Requirement ▸ From the entries below, work out the number of lines that hold the word "نیاز", and give that number alone.

Entries provided ▸
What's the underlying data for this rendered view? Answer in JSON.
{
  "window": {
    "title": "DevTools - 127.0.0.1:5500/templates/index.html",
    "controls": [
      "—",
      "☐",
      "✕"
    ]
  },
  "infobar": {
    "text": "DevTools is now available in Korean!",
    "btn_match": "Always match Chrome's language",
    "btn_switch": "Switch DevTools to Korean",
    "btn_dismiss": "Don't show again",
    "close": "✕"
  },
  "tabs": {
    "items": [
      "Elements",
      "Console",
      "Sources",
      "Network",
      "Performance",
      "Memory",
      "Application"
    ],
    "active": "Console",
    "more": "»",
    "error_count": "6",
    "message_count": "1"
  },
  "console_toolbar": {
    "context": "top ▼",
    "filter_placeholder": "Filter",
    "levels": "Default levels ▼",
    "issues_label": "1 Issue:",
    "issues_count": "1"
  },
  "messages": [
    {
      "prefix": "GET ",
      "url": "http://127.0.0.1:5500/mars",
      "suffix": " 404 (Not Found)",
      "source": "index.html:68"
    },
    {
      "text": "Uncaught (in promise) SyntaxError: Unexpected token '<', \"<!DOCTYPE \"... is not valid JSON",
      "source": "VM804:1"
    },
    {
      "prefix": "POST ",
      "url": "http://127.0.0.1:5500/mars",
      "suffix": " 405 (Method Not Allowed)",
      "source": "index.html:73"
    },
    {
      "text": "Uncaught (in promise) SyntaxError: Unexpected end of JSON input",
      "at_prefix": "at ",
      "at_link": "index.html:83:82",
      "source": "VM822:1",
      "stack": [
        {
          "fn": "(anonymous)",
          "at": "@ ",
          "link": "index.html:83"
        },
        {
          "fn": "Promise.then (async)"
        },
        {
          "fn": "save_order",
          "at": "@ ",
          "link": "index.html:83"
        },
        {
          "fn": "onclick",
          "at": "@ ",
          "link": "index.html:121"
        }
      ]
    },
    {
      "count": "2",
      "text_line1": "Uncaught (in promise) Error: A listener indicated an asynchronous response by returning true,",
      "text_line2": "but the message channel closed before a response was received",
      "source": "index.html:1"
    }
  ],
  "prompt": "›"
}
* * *
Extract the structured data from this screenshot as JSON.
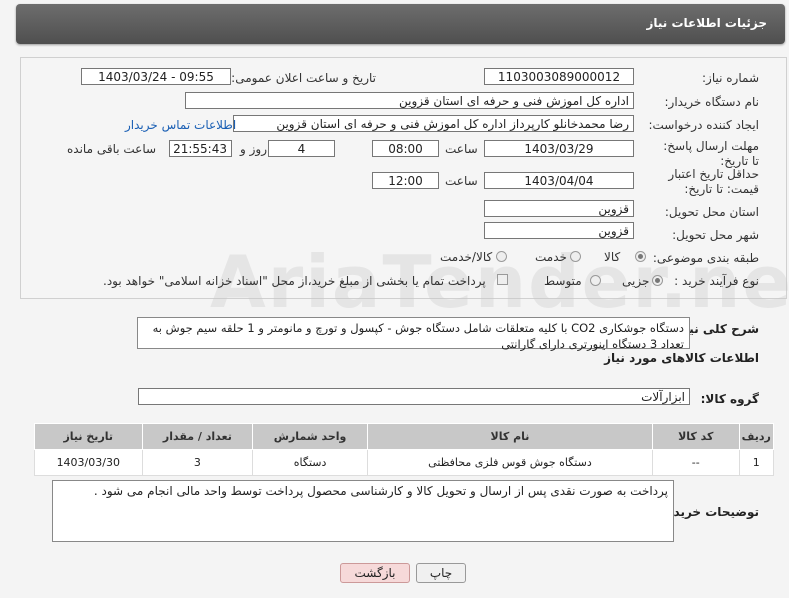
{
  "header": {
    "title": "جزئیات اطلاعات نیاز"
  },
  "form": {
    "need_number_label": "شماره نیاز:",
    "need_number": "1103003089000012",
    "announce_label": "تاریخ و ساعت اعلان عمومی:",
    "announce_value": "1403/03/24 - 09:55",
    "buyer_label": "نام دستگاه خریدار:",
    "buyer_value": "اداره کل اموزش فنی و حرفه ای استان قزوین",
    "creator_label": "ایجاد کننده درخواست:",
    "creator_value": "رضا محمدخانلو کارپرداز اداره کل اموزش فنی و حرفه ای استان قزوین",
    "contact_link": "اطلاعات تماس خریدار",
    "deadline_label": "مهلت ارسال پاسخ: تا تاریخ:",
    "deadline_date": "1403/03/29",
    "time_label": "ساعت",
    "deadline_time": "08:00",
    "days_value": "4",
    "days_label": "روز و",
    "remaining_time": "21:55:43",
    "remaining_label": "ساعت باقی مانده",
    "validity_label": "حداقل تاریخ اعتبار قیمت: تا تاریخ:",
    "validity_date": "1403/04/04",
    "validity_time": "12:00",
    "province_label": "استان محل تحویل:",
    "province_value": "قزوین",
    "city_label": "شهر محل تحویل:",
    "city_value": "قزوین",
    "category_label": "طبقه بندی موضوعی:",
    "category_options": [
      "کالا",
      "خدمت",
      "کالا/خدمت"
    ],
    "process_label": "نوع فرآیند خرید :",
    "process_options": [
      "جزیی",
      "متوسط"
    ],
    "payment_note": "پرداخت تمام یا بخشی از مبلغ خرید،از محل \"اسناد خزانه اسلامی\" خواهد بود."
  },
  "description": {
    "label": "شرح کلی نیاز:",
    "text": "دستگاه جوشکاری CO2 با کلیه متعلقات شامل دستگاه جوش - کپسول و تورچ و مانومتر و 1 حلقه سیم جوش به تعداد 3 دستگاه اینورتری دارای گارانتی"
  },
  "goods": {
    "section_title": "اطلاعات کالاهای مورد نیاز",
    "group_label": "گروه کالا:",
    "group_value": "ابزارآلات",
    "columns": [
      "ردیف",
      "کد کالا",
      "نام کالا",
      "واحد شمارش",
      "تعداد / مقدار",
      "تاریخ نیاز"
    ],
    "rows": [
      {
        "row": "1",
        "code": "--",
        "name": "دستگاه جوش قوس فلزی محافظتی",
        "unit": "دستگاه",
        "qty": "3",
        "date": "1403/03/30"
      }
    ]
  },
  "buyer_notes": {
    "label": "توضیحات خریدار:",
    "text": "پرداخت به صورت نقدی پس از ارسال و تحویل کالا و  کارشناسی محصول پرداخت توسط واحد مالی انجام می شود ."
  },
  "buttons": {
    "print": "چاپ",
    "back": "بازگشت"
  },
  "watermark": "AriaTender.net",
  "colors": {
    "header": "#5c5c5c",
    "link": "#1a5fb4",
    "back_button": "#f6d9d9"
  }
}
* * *
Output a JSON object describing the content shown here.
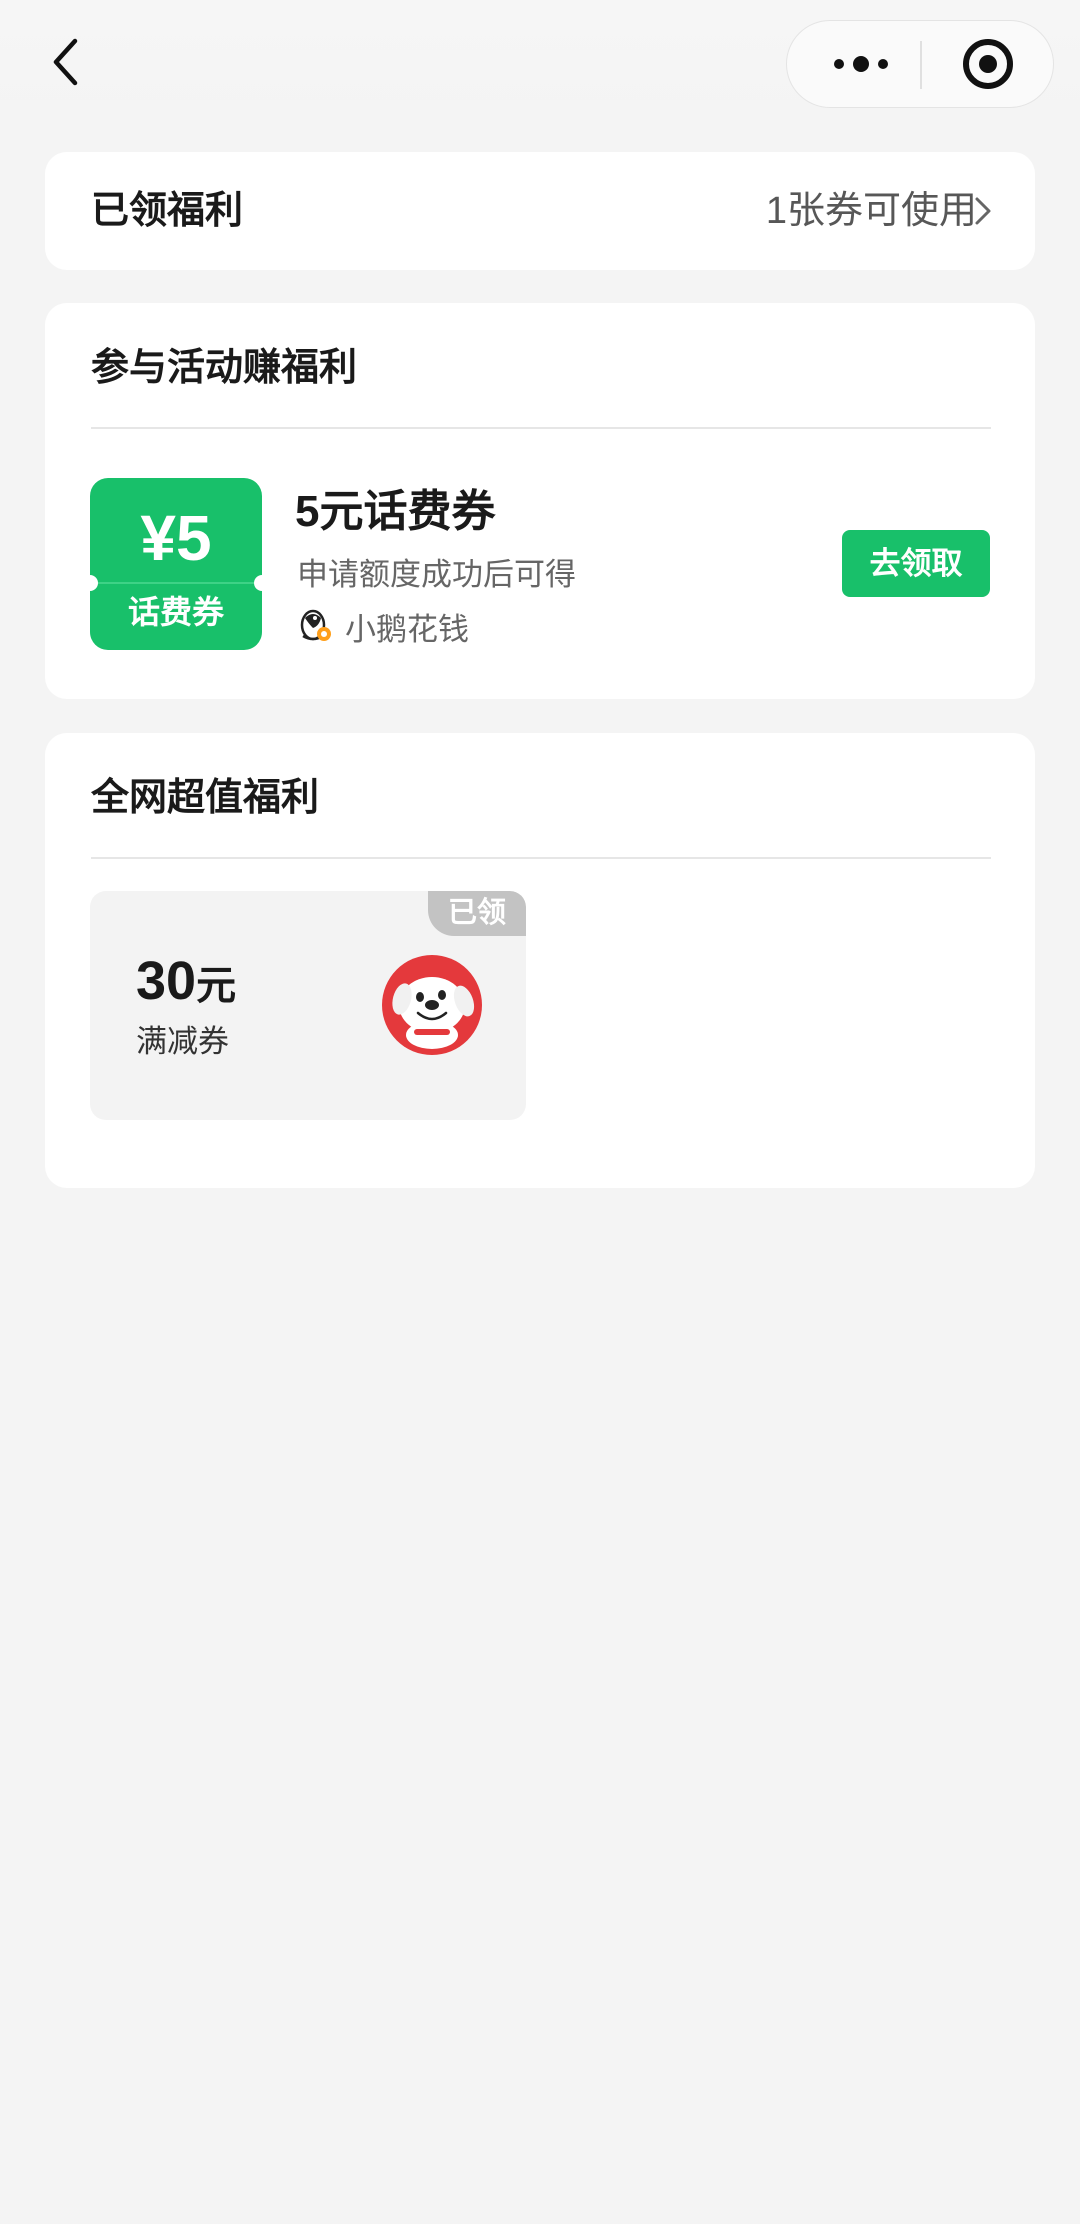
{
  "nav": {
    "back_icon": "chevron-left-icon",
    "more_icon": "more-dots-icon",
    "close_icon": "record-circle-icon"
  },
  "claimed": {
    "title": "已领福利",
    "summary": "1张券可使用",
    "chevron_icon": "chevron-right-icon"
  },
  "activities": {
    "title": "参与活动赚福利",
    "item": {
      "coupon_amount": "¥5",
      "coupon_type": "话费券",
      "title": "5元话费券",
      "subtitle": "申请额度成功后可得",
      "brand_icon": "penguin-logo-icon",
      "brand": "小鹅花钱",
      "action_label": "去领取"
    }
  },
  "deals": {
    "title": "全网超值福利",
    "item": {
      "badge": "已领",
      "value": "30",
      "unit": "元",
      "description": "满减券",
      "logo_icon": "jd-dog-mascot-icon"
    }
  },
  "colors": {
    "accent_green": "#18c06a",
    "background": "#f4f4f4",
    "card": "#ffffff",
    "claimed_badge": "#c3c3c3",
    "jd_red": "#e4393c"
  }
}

Response to the exercise ▸ 5